Jamie Dimon: I don't mind paying higher taxes to help solve economic crisis

JPMorgan Chase Chief Executive Jamie Dimon on Wednesday accused Washington of completely mishandling the looming fiscal cliff — and said he'd be happy to pay higher taxes to avoid an economic crisis.

The head of the nation's largest bank said he is "barely" still a Democrat. But he threw his support behind Democrats in saying he would be fine paying more taxes to help resolve the economic threat to the country.

"I don't mind paying 39.6 percent in taxes," Dimon told the Council on Foreign Relations. "I want a society which is always getting more equitable." 

President Obama wants to let Bush-era tax rates expire for higher-income earners and impose a minimum tax rate on people making more than $1 million a year. 

Dimon added that he would not oppose higher taxes on capital gains, an idea that has also been pushed by Democrats. 

However, Dimon also called for a broad overhaul of the corporate tax code, calling it broken.

Dimon said that the fiscal cliff — the combination of automatic spending cuts and expiring tax cuts set to occur in January — is not quite as dire a threat as the debt-ceiling battle of last August. But he said it is still hugely irresponsible that Washington has not reached a deal to solve the problem.

The uncertainty driven by the political standoff over how to adjust the policy is beginning to push businesses to the sideline, and will only get worse as time passes, Dimon warned.

"It's going to happen now and right after the election," he said. "Don't hire, don't build, don't buy.
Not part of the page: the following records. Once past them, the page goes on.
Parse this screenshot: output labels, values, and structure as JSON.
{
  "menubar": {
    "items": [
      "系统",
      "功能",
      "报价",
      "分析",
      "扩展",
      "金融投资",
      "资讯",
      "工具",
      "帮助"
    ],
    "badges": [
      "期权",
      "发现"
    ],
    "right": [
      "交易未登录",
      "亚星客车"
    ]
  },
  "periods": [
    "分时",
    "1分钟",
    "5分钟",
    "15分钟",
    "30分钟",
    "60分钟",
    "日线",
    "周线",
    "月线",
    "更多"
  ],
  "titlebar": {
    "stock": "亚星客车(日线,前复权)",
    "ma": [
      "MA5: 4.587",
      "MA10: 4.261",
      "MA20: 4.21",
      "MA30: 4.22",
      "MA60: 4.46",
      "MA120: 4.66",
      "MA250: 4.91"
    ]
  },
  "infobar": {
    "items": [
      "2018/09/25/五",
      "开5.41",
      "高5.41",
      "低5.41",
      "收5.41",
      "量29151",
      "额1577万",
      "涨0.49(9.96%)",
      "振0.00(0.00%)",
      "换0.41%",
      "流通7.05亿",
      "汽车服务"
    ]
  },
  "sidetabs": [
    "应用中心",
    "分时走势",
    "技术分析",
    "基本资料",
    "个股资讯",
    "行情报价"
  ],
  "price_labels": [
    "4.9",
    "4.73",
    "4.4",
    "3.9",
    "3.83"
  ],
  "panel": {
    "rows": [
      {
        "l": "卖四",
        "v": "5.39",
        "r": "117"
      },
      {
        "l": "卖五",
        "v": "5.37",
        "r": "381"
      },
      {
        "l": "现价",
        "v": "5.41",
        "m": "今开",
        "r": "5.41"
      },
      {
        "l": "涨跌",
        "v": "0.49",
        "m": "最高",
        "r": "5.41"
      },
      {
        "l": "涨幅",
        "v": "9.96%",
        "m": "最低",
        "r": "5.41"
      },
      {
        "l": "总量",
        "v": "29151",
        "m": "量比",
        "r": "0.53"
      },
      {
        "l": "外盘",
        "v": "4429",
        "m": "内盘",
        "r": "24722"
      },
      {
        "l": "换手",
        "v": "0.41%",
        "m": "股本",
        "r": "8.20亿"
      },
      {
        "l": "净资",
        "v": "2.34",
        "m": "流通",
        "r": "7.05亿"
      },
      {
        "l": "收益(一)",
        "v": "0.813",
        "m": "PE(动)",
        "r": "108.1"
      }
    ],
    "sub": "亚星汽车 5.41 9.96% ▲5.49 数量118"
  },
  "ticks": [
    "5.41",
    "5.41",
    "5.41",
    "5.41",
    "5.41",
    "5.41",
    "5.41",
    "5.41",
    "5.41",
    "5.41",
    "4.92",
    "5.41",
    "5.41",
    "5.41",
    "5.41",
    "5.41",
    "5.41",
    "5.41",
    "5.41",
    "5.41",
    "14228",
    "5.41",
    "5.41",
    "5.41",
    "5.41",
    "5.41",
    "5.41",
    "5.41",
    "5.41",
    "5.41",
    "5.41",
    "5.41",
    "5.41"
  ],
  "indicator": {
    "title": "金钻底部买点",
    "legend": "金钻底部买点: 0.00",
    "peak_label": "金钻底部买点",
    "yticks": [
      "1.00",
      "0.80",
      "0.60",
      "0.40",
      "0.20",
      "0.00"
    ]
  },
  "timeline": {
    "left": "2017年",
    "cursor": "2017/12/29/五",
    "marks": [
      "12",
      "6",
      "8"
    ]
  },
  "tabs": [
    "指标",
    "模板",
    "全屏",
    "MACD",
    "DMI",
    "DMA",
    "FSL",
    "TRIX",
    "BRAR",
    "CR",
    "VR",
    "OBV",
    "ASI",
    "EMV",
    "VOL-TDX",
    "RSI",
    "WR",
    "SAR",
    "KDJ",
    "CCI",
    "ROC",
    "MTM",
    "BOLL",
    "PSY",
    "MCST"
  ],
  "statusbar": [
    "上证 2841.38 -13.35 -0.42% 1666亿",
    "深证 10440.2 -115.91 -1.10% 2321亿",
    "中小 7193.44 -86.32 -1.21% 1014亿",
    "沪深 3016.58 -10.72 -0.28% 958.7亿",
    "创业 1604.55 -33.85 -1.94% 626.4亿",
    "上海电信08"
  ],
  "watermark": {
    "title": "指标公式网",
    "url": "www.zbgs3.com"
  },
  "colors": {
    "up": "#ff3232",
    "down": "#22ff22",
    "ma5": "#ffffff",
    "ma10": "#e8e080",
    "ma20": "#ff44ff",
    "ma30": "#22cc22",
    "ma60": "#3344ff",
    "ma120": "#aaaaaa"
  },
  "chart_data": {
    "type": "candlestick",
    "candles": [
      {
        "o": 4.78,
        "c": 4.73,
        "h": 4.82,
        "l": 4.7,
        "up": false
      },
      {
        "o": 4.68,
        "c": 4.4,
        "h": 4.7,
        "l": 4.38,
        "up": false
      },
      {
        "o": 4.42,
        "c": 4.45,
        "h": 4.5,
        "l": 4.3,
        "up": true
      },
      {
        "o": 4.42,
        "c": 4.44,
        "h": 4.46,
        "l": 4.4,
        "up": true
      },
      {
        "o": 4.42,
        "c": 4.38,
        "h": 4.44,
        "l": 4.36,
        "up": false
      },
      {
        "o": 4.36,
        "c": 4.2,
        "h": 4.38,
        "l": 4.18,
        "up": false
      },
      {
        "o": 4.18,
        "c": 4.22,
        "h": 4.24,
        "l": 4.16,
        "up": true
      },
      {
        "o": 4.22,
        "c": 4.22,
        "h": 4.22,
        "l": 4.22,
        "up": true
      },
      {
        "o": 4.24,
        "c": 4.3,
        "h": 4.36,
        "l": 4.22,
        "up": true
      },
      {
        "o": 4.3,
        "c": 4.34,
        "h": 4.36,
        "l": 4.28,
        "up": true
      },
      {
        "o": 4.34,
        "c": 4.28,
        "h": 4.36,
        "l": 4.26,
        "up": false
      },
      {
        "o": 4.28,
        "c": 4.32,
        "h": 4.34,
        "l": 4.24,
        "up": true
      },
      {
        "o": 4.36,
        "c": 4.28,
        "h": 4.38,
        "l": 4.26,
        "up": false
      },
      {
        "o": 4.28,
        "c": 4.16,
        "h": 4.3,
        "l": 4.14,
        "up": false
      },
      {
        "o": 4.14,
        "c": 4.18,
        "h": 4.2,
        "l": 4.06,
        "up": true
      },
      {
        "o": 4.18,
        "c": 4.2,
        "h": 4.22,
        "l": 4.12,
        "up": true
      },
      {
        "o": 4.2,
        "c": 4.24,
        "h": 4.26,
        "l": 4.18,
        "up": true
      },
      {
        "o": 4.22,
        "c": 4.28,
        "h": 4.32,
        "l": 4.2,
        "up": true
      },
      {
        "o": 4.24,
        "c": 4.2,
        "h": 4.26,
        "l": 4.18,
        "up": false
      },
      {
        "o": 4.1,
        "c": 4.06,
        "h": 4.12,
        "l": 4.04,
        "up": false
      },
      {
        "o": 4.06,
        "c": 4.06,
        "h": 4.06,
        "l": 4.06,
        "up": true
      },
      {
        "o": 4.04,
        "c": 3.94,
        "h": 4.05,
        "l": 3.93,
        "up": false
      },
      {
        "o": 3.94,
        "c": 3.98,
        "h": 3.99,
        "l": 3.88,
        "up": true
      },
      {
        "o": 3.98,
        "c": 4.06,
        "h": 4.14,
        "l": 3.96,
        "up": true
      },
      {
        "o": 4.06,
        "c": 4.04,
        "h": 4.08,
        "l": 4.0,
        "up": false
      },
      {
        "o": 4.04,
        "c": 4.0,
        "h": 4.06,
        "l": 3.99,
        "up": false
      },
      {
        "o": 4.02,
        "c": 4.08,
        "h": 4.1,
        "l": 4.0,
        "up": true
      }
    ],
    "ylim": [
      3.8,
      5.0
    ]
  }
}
Wait and see ... well, that is a recession, and let's not do that to ourselves."

The outspoken banker backed the Simpson-Bowles deficit plan, saying the fiscal improvements it would provide could ignite the U.S. economy.

"I believe, had that been done a year ago or whatever, this economy would be booming. Booming," he said. 

If the U.S. does not improve its fiscal course, Dimon said it is a matter of when — not if — the market begins to punish American borrowing.

But the most immediate threat to the U.S. economy, which is still on tenuous ground, is the fiscal cliff, he said. 

It is "virtually assured" that investors will begin demanding rapidly increasing rates in exchange for Treasury bonds at some point if the nation remains on its current fiscal path, Dimon said.

"It will happen. It is a matter of time. The United States can't borrow indefinitely," he warned. "We are going to have fiscal discipline. It is going to be imposed upon us, or we do the right thing and we do it to ourselves."